Helping democratic states build institutions that deliver effective governance, and deepen the legitimacy of their democratic systems is critical. We will continue to encourage free and fair elections throughout the region as Malaysia and Cambodia hold parliamentary elections this year and Indonesia holds its third direct democratic presidential and parliamentary elections in 2014. But elections alone are not enough; we must make sure that institutional structures that underpin a successful democracy are strengthened, from the judiciary to the bureaucracy to the legislature.
To build momentum for democratic reform, it is critical to end sub-national ethnic conflict. Peace and stability are essential to democratic progress, for protecting human rights, for safe migration and for combating trafficking in persons. The peace process in the Philippines is a good example, where a long-standing conflict in Mindanao now has a peaceful settlement and path forward following negotiations which Malaysia facilitated between the parties, civil society and government monitors.
As we encourage peaceful, democratic reform and good governance, we must continue to push for protecting universal human rights by combating child labor and trafficking in persons, protecting religious freedoms, and empowering women. U.S. efforts to work with allies and friends in East Asia and the Pacific to prevent trafficking in persons in the region are beginning to pay off; in 2012 four EAP countries have moved off of the State Department’s Tier 2 Watchlist as a result of these concerted efforts. We must keep up these vigorous efforts to protect human rights.

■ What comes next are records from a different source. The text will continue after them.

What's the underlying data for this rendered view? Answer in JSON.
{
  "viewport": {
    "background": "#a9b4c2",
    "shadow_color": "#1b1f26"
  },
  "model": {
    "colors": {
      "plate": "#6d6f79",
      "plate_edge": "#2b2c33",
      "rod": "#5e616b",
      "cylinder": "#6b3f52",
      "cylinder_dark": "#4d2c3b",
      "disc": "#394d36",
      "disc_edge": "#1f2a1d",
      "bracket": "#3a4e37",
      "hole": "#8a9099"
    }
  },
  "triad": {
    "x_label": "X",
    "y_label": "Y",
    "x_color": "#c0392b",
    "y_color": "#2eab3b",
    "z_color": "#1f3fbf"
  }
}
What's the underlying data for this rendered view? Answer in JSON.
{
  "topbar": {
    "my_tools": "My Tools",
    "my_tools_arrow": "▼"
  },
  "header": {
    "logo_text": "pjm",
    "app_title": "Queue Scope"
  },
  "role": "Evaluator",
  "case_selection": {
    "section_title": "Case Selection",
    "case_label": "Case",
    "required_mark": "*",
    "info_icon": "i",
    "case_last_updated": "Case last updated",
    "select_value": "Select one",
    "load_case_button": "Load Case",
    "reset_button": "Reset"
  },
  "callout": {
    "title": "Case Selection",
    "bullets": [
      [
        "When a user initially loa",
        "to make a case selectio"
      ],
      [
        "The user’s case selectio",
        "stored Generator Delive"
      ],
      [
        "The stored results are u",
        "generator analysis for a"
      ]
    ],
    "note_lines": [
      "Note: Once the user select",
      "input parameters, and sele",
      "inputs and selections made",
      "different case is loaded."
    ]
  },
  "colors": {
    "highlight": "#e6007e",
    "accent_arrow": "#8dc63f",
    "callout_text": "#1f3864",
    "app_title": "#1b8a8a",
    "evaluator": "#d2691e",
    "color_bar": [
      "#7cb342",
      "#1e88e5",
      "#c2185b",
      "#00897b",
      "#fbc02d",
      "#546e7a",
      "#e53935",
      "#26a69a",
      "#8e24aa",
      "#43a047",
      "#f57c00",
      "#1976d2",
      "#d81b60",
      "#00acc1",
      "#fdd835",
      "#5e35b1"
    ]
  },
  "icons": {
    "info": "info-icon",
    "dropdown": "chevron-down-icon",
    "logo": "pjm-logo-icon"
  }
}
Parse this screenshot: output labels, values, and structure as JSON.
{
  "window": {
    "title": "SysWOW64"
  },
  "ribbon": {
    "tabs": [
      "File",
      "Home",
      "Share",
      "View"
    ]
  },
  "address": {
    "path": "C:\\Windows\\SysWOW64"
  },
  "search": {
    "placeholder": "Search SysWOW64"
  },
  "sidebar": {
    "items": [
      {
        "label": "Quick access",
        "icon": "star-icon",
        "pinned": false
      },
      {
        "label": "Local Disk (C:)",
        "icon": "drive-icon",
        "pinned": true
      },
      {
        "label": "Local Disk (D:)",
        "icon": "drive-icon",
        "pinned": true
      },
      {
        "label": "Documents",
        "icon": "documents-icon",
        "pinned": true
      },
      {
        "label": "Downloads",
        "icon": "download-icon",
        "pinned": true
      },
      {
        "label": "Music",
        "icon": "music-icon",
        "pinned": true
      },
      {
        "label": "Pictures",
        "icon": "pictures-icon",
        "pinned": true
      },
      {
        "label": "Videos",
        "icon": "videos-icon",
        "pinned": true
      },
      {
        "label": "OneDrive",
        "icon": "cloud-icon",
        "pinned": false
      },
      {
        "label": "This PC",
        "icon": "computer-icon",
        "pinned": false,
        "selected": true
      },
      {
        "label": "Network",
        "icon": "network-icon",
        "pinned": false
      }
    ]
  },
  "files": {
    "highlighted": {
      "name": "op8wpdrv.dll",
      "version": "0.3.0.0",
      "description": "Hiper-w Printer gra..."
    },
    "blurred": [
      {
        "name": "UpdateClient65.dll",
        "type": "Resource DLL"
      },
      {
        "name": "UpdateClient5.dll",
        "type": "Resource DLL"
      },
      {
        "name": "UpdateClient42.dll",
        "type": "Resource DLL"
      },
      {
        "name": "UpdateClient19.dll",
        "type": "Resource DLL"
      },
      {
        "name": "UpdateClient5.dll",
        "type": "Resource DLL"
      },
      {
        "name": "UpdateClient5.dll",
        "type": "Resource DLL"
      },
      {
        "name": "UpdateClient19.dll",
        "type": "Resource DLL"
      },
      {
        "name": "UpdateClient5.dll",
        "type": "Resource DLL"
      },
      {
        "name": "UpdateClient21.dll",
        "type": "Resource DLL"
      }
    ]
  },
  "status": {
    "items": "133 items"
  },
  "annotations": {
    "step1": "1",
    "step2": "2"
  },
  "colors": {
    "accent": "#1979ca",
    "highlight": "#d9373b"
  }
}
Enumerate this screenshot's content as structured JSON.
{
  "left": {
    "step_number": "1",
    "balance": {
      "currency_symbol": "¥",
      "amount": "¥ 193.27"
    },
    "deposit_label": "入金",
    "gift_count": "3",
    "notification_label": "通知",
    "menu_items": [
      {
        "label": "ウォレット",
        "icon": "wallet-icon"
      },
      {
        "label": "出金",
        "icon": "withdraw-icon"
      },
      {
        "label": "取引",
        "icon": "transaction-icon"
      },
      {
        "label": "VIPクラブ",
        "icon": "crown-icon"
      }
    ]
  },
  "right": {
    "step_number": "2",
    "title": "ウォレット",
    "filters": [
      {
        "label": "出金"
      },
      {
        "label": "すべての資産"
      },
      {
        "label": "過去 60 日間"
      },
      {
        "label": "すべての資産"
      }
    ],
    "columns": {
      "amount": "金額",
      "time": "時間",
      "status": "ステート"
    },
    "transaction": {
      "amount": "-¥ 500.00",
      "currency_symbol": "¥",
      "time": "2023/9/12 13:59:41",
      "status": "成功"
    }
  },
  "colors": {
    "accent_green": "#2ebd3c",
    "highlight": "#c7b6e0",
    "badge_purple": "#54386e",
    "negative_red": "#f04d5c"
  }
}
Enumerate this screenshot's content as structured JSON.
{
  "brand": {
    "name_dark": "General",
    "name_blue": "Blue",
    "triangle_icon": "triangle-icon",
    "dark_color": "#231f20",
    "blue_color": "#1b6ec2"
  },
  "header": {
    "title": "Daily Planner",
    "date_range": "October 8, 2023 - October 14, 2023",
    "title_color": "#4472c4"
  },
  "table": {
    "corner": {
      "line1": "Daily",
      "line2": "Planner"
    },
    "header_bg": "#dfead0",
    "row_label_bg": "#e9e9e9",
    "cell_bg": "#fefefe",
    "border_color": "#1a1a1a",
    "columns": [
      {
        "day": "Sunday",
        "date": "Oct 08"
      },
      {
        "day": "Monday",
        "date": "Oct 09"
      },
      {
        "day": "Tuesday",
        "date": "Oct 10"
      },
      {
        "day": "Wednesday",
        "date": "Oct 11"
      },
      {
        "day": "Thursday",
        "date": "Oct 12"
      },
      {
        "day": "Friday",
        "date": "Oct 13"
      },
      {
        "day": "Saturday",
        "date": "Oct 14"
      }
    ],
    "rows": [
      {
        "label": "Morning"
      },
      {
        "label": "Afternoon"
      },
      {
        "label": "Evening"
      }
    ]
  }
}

And we must remember that women’s rights are human rights. Women are the barometer of a nation’s success, and of its stability. In my previous role as Chair of the Subcommittee on International Development and Foreign Assistance, the successful integration of gender equity into our foreign aid programs was one of my main priorities. I welcome President Obama’s March 19 nomination of Ms. Cathy Russell, former Chief of Staff to Dr. Jill Biden, to the important post of Ambassador at large for Global Women’s Issues at the Department of State. I look forward to her confirmation hearing and to continuing what has been a strong partnership with the Obama Administration and the State Department on promoting gender equity and on all of these issues in the East Asia region. I now yield to ranking member, Senator Rubio, for opening remarks.